Three rooms very spacious, modern bathroom, large, comfortable bed. Substantial breakfast, this B&B is well placed near the Jewish quarter, station and vaporetto stops.
The hotel manager really went out on a limb for us when the transport pass we bought for 60 euros didn't...More
Myself and my boyfriend visited Venice at the end of August 2017, we stayed in Rigoletto Charm for 2 nights.
When I booked over a year ago, I booked the 'Il trovatore' room (the cheapest of the 3) and when I arrived we had been...More
Rigoletto Charm is exactly that. Really charming. A beautiful, small, B&B. Well-decorated and really great value for money considering the competition and it's fantastic reviews.
The room was lovely - cleanliness was, I'd say, 90% there - no major issues. Continental breakfast was simple but...More
Charming, beautiful, quiet, cozy and very nice hotel in a typical Venetian house, the place is simply charming. It's located 5 minutes walking from the Santa Lucia train station, there is no advertisement but try by typing the street and number in maps and you...More

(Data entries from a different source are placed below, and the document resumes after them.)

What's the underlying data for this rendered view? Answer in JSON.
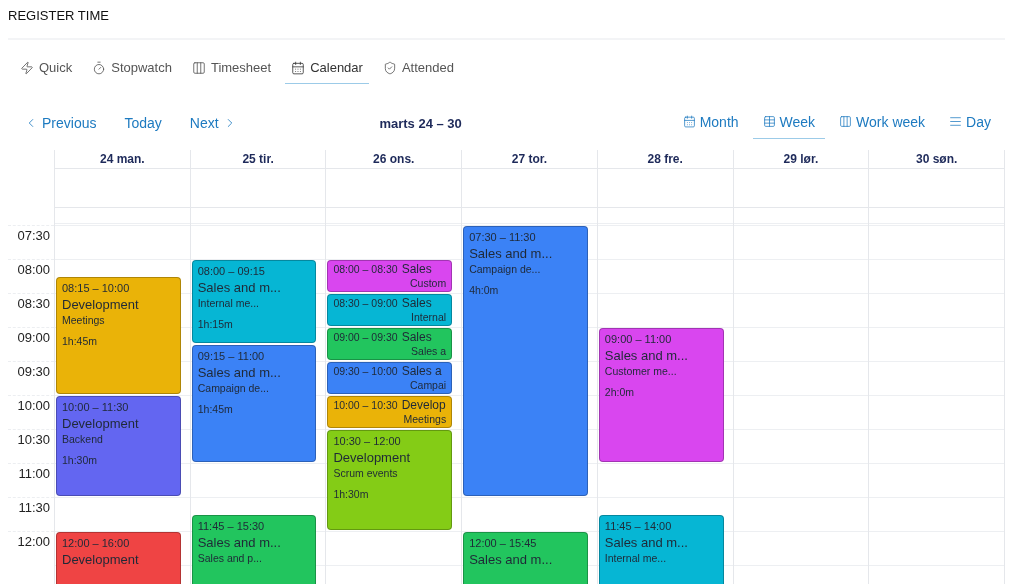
{
  "page_title": "REGISTER TIME",
  "tabs": [
    {
      "label": "Quick",
      "selected": false
    },
    {
      "label": "Stopwatch",
      "selected": false
    },
    {
      "label": "Timesheet",
      "selected": false
    },
    {
      "label": "Calendar",
      "selected": true
    },
    {
      "label": "Attended",
      "selected": false
    }
  ],
  "nav": {
    "previous": "Previous",
    "today": "Today",
    "next": "Next",
    "range": "marts 24 – 30"
  },
  "views": [
    {
      "label": "Month",
      "selected": false
    },
    {
      "label": "Week",
      "selected": true
    },
    {
      "label": "Work week",
      "selected": false
    },
    {
      "label": "Day",
      "selected": false
    }
  ],
  "times": [
    "07:30",
    "08:00",
    "08:30",
    "09:00",
    "09:30",
    "10:00",
    "10:30",
    "11:00",
    "11:30",
    "12:00"
  ],
  "days": [
    {
      "label": "24 man.",
      "events": [
        {
          "kind": "full",
          "time": "08:15 – 10:00",
          "title": "Development",
          "subtitle": "Meetings",
          "duration": "1h:45m",
          "color": "#eab308"
        },
        {
          "kind": "full",
          "time": "10:00 – 11:30",
          "title": "Development",
          "subtitle": "Backend",
          "duration": "1h:30m",
          "color": "#6366f1"
        },
        {
          "kind": "full",
          "time": "12:00 – 16:00",
          "title": "Development",
          "color": "#ef4444"
        }
      ]
    },
    {
      "label": "25 tir.",
      "events": [
        {
          "kind": "full",
          "time": "08:00 – 09:15",
          "title": "Sales and m...",
          "subtitle": "Internal me...",
          "duration": "1h:15m",
          "color": "#06b6d4"
        },
        {
          "kind": "full",
          "time": "09:15 – 11:00",
          "title": "Sales and m...",
          "subtitle": "Campaign de...",
          "duration": "1h:45m",
          "color": "#3b82f6"
        },
        {
          "kind": "full",
          "time": "11:45 – 15:30",
          "title": "Sales and m...",
          "subtitle": "Sales and p...",
          "color": "#22c55e"
        }
      ]
    },
    {
      "label": "26 ons.",
      "events": [
        {
          "kind": "compact",
          "time": "08:00 – 08:30",
          "title": "Sales",
          "subtitle": "Custom",
          "color": "#d946ef"
        },
        {
          "kind": "compact",
          "time": "08:30 – 09:00",
          "title": "Sales",
          "subtitle": "Internal",
          "color": "#06b6d4"
        },
        {
          "kind": "compact",
          "time": "09:00 – 09:30",
          "title": "Sales",
          "subtitle": "Sales a",
          "color": "#22c55e"
        },
        {
          "kind": "compact",
          "time": "09:30 – 10:00",
          "title": "Sales a",
          "subtitle": "Campai",
          "color": "#3b82f6"
        },
        {
          "kind": "compact",
          "time": "10:00 – 10:30",
          "title": "Develop",
          "subtitle": "Meetings",
          "color": "#eab308"
        },
        {
          "kind": "full",
          "time": "10:30 – 12:00",
          "title": "Development",
          "subtitle": "Scrum events",
          "duration": "1h:30m",
          "color": "#84cc16"
        }
      ]
    },
    {
      "label": "27 tor.",
      "events": [
        {
          "kind": "full",
          "time": "07:30 – 11:30",
          "title": "Sales and m...",
          "subtitle": "Campaign de...",
          "duration": "4h:0m",
          "color": "#3b82f6"
        },
        {
          "kind": "full",
          "time": "12:00 – 15:45",
          "title": "Sales and m...",
          "color": "#22c55e"
        }
      ]
    },
    {
      "label": "28 fre.",
      "events": [
        {
          "kind": "full",
          "time": "09:00 – 11:00",
          "title": "Sales and m...",
          "subtitle": "Customer me...",
          "duration": "2h:0m",
          "color": "#d946ef"
        },
        {
          "kind": "full",
          "time": "11:45 – 14:00",
          "title": "Sales and m...",
          "subtitle": "Internal me...",
          "color": "#06b6d4"
        }
      ]
    },
    {
      "label": "29 lør."
    },
    {
      "label": "30 søn."
    }
  ]
}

Cannaregio is the second largest sestiere (district) with its busy Santa Lucia train station. Many transplanted Venetians commute from the outlying areas, “terra firma” to the locals, which is shorthand for any place that is not Venice. Two Grand Canal bridges serve Cannaregio, the newest (Constitution, 2008) still a local hotbed of controversy. Ponte degli Scalzi is a busy link to the train station. Nearby
shops on the Lista di Spagna offer specialties like pastries and coffee that lure Venetians with a down-to-earth attitude. The Ghetto, where the Jewish population was segregated in Cannaregio, has five historic synagogues with an active Jewish community. The Fondamente Nove bustles with foot traffic to the Rialto and San Marco while vaporettos (water taxis) head to Murano and other islands. Side streets lead into quiet picturesque neighborhoods and palaces like Ca' d'Oro rise directly out of the water.